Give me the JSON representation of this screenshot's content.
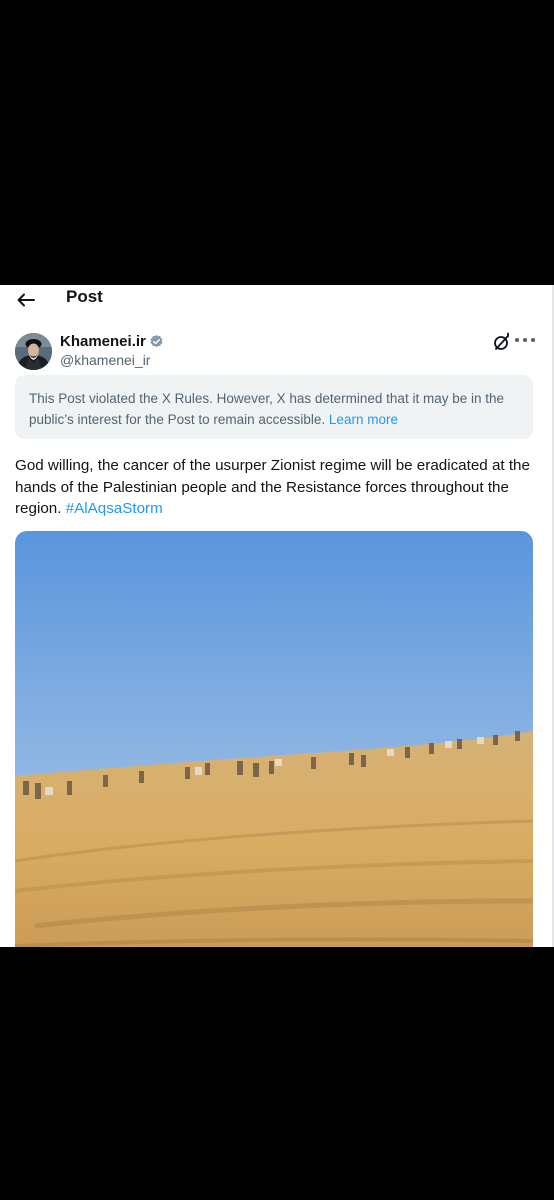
{
  "header": {
    "title": "Post",
    "back_icon": "arrow-left-icon"
  },
  "author": {
    "name": "Khamenei.ir",
    "handle": "@khamenei_ir",
    "verified_color": "#829aab"
  },
  "notice": {
    "text": "This Post violated the X Rules. However, X has determined that it may be in the public’s interest for the Post to remain accessible.",
    "link": "Learn more"
  },
  "post": {
    "text": "God willing, the cancer of the usurper Zionist regime will be eradicated at the hands of the Palestinian people and the Resistance forces throughout the region.",
    "hashtag": "#AlAqsaStorm"
  },
  "media": {
    "type": "video",
    "scene": "desert"
  },
  "colors": {
    "accent": "#1d9bf0",
    "text": "#0f1419",
    "muted": "#536471",
    "notice_bg": "#eff3f4"
  },
  "icons": [
    "arrow-left-icon",
    "verified-badge-icon",
    "grok-icon",
    "more-icon"
  ]
}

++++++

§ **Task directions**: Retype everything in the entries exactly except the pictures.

§ **Solution for this task**:
Give me the JSON representation of this screenshot's content.
{
  "header": {
    "title": "Post",
    "back_icon": "arrow-left-icon"
  },
  "author": {
    "name": "Khamenei.ir",
    "handle": "@khamenei_ir",
    "verified_color": "#829aab"
  },
  "notice": {
    "text": "This Post violated the X Rules. However, X has determined that it may be in the public’s interest for the Post to remain accessible.",
    "link": "Learn more"
  },
  "post": {
    "text": "God willing, the cancer of the usurper Zionist regime will be eradicated at the hands of the Palestinian people and the Resistance forces throughout the region.",
    "hashtag": "#AlAqsaStorm"
  },
  "media": {
    "type": "video",
    "scene": "desert"
  },
  "colors": {
    "accent": "#1d9bf0",
    "text": "#0f1419",
    "muted": "#536471",
    "notice_bg": "#eff3f4"
  },
  "icons": [
    "arrow-left-icon",
    "verified-badge-icon",
    "grok-icon",
    "more-icon"
  ]
}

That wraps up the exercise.